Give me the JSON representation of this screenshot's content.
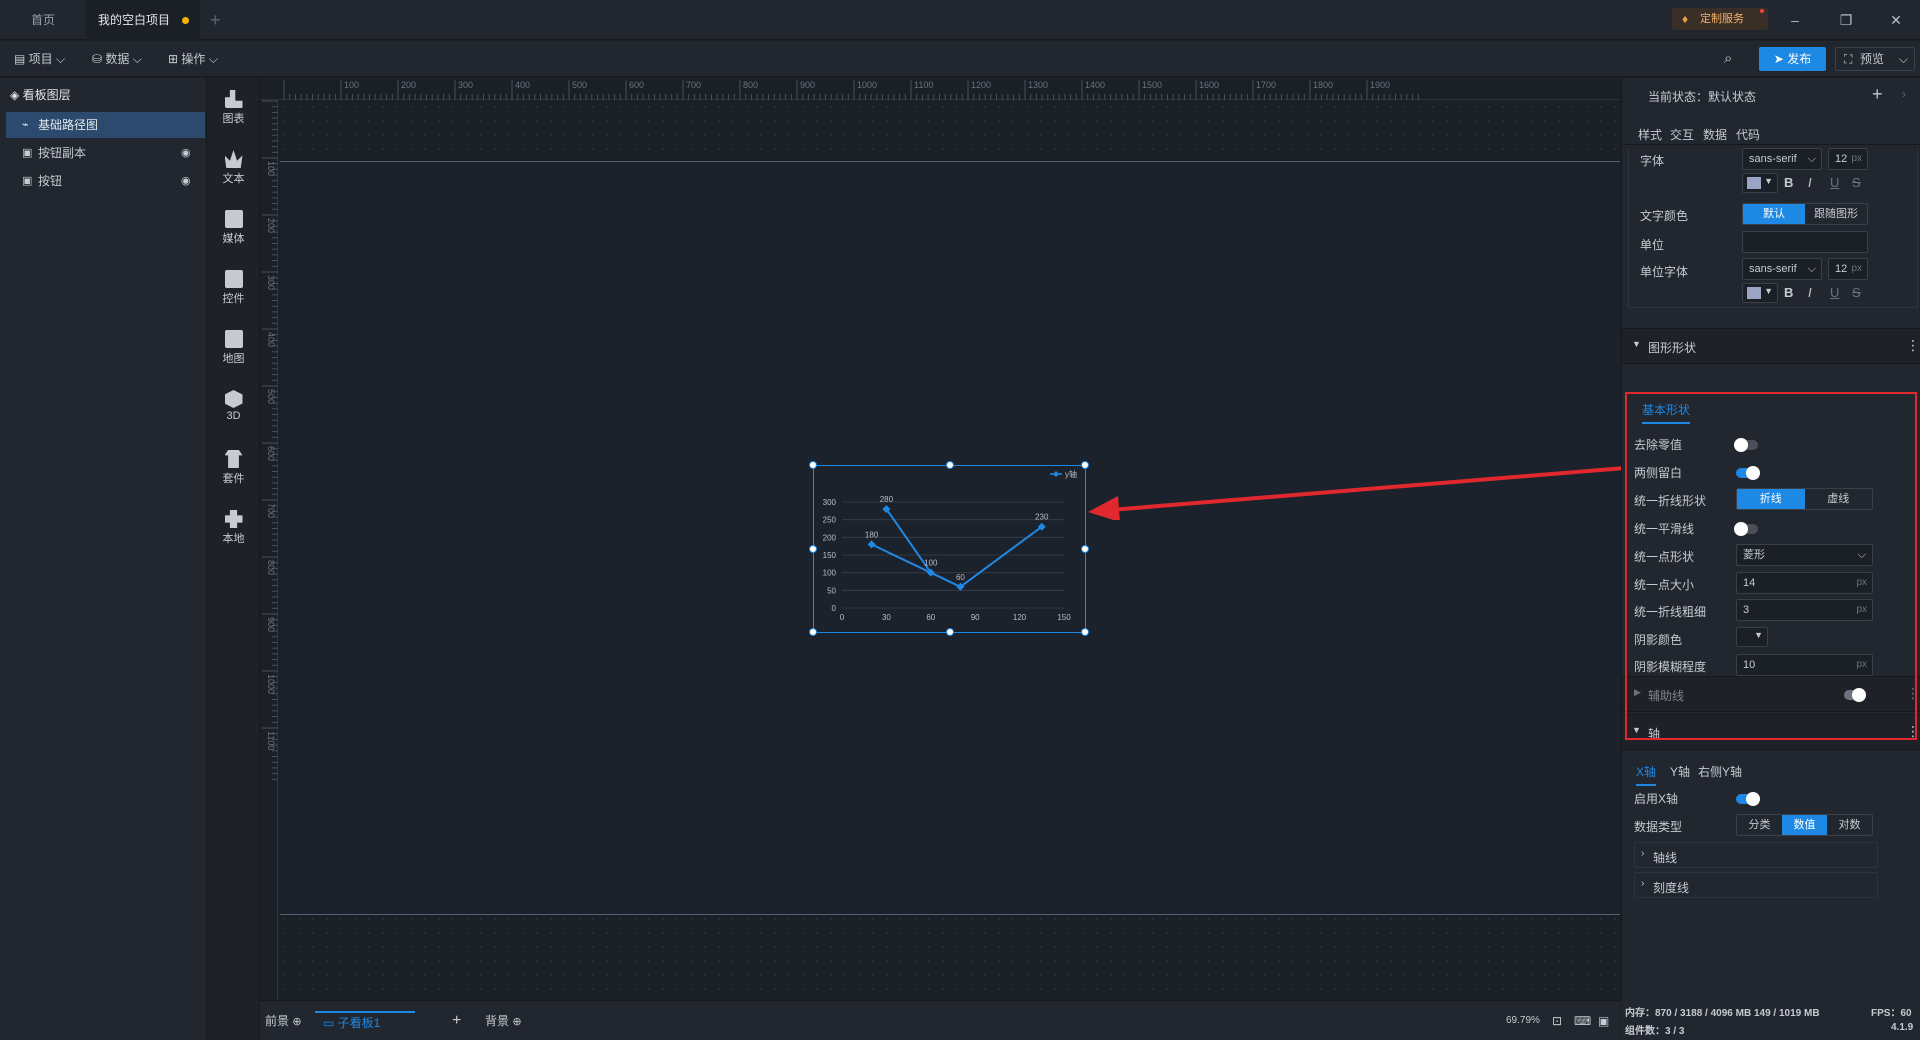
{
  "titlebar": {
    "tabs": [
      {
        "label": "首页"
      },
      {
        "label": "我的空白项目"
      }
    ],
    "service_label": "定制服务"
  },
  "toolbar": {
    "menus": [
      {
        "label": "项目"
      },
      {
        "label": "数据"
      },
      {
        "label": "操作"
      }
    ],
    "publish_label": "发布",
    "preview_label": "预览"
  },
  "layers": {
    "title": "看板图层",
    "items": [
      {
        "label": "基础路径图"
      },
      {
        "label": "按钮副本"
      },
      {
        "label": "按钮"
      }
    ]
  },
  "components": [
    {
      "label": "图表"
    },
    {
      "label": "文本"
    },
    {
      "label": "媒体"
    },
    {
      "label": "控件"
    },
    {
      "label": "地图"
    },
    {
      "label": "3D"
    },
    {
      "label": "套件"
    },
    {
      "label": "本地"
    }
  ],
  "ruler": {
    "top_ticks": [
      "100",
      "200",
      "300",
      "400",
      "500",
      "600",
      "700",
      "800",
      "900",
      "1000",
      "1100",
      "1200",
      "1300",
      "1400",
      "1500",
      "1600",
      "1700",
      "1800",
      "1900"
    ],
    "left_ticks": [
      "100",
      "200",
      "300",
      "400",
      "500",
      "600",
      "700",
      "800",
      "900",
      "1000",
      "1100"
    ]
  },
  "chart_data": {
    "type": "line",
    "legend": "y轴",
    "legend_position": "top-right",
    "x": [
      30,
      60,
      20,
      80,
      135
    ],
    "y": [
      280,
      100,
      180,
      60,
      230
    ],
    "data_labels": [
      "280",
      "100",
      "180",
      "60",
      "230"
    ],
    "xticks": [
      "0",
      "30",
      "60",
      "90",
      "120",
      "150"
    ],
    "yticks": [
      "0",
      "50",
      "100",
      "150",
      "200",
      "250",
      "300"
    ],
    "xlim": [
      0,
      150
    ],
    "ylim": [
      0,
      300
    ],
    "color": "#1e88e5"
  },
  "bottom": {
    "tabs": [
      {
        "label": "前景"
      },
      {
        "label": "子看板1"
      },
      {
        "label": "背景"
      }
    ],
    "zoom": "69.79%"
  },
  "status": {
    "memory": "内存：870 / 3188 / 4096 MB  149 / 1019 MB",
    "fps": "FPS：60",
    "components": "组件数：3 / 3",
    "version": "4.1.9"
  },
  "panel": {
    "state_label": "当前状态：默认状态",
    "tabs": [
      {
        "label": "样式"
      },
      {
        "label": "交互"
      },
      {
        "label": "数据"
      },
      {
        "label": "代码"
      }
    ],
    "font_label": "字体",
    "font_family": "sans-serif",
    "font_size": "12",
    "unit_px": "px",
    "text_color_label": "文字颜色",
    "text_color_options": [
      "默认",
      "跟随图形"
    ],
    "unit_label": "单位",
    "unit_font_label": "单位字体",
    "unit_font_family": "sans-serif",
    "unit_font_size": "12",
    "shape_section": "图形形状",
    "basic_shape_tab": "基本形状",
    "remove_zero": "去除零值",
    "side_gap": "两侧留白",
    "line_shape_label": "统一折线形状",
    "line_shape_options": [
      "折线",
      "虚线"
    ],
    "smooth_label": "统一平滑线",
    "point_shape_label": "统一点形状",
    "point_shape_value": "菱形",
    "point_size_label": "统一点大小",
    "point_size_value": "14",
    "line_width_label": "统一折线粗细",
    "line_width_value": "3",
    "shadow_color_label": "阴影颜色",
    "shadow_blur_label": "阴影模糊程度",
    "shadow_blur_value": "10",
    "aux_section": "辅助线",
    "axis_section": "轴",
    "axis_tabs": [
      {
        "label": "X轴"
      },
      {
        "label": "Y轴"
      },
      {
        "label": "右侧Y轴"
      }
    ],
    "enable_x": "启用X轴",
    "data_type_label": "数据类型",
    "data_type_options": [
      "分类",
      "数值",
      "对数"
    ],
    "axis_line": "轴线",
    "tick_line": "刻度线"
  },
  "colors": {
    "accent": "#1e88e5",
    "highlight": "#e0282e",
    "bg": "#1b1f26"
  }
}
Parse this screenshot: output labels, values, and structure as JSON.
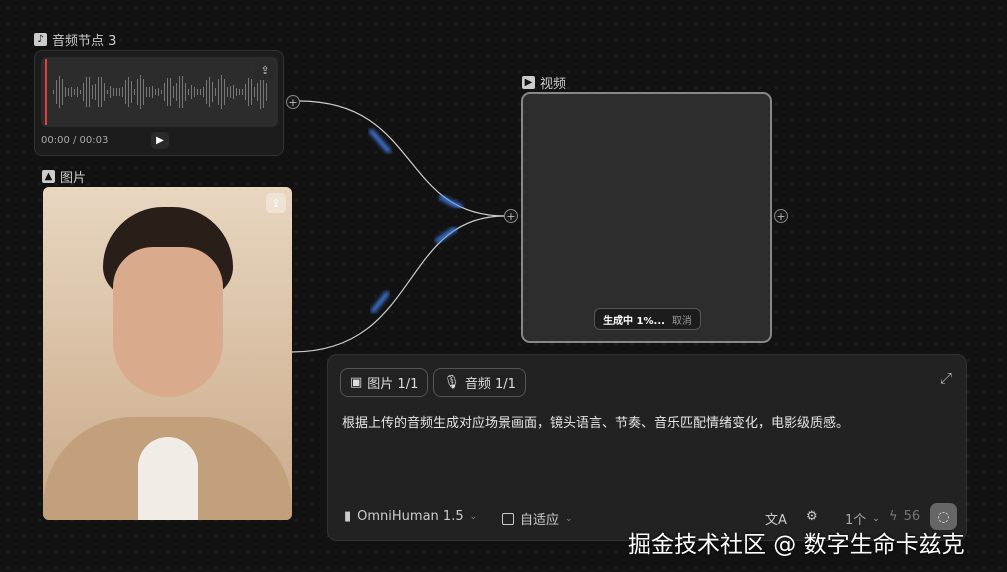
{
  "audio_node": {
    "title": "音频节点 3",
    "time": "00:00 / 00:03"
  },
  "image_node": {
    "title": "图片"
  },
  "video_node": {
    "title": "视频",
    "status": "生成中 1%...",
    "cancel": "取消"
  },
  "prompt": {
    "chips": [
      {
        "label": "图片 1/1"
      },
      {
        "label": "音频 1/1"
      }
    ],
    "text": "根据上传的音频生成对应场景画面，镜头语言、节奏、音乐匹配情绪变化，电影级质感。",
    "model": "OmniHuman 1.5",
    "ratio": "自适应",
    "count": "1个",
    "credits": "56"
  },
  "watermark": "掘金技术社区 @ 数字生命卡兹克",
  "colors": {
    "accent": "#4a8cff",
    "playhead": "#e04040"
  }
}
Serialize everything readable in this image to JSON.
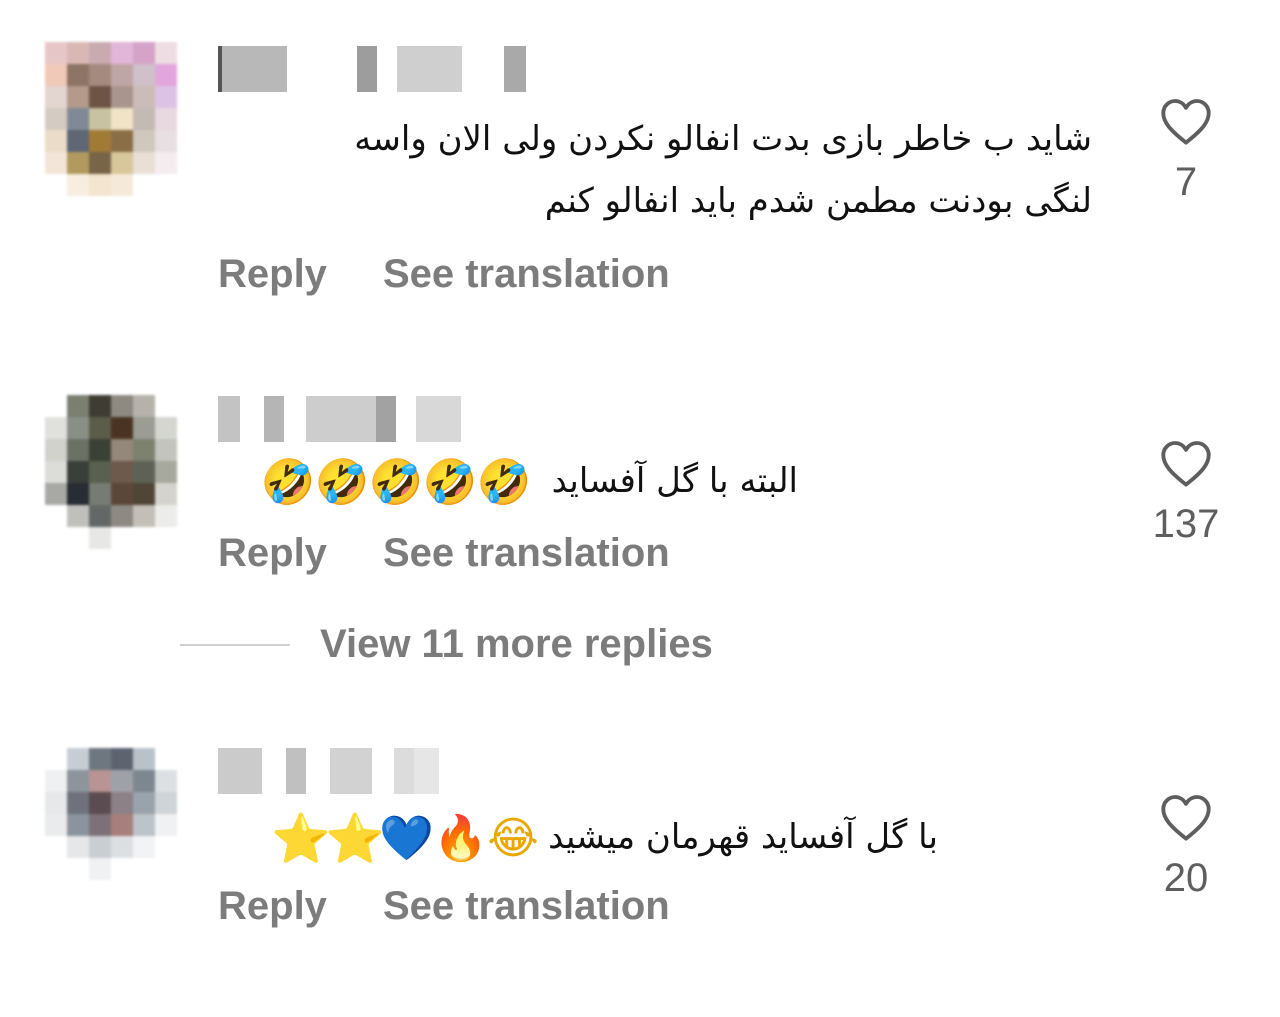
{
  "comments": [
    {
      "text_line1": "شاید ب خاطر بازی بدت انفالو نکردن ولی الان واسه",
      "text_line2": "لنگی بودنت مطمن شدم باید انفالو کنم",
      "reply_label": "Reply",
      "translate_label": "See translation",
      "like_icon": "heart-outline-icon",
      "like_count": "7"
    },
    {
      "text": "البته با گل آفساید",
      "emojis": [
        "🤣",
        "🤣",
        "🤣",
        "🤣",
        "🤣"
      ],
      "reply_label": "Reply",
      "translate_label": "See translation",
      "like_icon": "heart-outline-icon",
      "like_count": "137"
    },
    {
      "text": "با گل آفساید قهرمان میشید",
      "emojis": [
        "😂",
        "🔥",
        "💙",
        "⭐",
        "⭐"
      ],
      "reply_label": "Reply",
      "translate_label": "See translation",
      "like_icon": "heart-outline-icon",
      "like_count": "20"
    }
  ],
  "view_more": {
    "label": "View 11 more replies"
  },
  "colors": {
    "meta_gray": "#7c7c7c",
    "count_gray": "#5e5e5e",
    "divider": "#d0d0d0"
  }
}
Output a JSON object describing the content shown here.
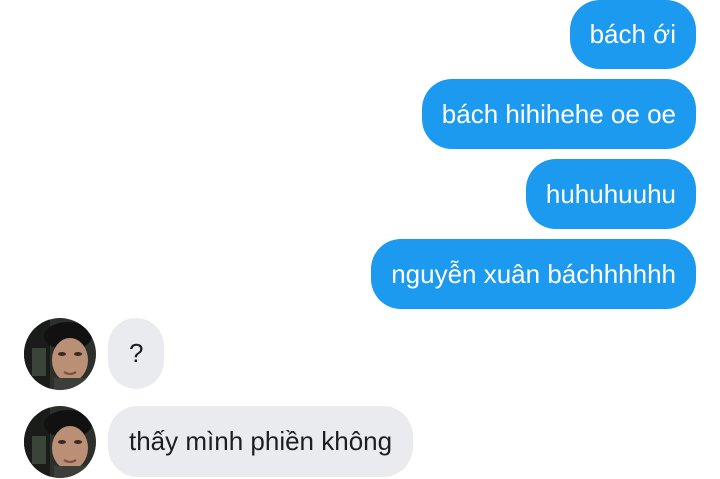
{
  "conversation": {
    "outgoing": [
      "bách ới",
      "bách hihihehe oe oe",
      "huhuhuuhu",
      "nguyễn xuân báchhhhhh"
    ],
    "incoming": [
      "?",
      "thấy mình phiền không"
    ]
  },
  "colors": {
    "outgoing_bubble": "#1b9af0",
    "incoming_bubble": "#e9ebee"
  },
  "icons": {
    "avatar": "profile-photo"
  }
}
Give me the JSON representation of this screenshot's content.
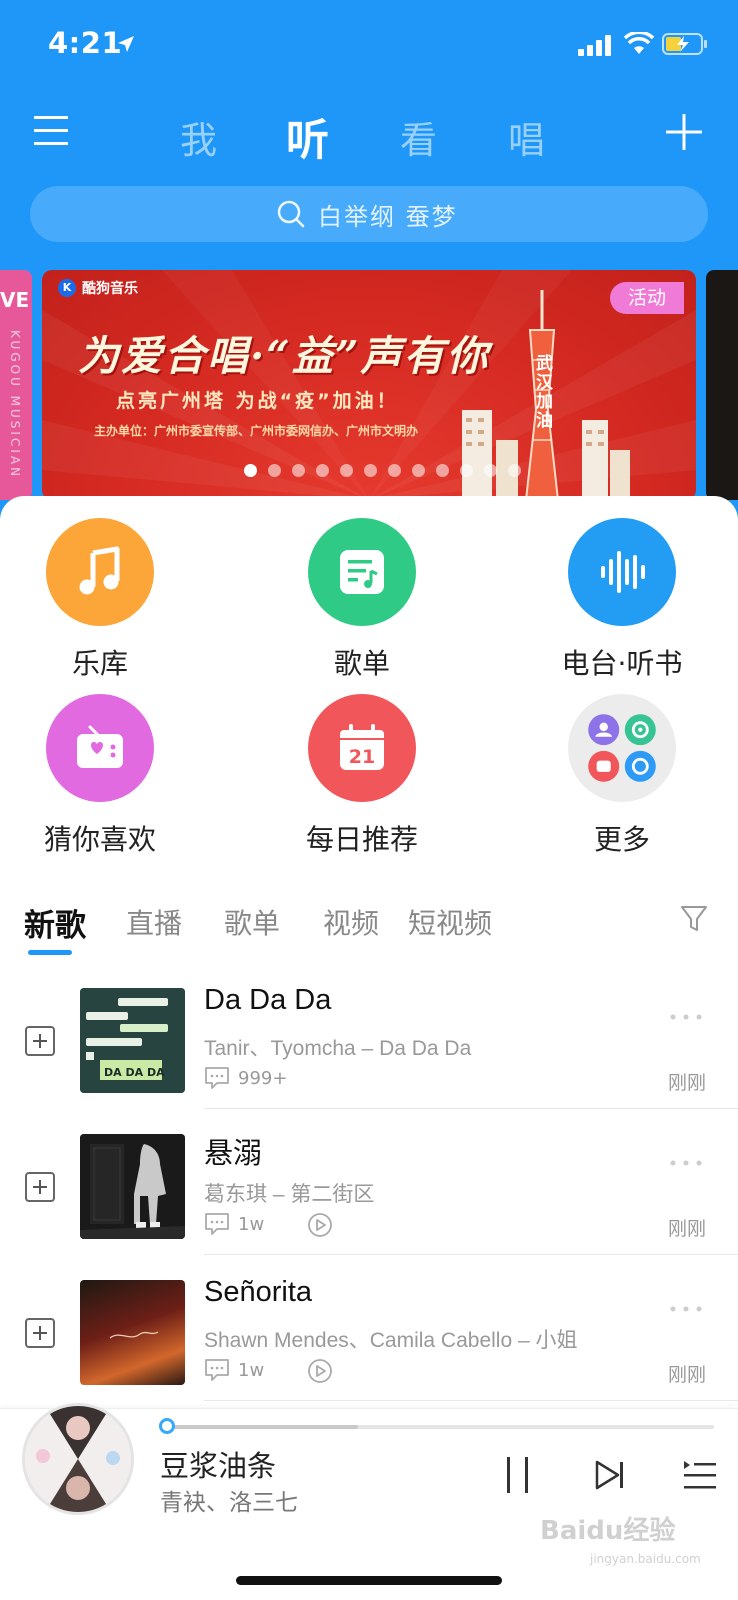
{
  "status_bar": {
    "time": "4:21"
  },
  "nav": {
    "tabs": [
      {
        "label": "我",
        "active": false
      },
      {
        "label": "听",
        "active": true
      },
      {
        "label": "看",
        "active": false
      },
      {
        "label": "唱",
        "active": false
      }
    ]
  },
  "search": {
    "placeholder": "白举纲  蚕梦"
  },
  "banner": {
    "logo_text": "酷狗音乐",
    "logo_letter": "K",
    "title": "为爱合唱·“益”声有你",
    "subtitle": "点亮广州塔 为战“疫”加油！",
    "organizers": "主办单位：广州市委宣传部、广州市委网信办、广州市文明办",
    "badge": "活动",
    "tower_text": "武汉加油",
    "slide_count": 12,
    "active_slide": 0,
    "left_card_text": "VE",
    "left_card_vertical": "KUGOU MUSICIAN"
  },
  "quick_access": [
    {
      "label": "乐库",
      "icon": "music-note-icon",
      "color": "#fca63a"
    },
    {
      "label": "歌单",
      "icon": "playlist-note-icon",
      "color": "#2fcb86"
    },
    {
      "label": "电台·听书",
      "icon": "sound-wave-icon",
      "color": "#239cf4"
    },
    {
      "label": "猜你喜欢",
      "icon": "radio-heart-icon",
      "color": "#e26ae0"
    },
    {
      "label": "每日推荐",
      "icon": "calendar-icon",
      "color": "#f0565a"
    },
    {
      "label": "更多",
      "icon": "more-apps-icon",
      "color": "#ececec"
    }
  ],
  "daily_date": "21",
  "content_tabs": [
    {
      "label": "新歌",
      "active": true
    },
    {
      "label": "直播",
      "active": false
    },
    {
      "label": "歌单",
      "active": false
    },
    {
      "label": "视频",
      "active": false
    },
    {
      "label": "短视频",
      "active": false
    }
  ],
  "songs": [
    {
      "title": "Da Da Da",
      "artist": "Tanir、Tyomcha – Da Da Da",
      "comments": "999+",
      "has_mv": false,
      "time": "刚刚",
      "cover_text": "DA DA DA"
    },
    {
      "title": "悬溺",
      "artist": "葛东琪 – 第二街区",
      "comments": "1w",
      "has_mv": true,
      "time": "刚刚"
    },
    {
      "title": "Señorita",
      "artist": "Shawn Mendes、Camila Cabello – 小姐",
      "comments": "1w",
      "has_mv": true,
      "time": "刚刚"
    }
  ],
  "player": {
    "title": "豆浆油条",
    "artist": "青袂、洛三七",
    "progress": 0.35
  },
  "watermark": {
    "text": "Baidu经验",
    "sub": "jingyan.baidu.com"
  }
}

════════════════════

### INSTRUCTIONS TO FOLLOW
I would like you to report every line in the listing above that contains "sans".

### FINISHED TASK
    "font_family": "sans-serif",
    "unit_font_family": "sans-serif",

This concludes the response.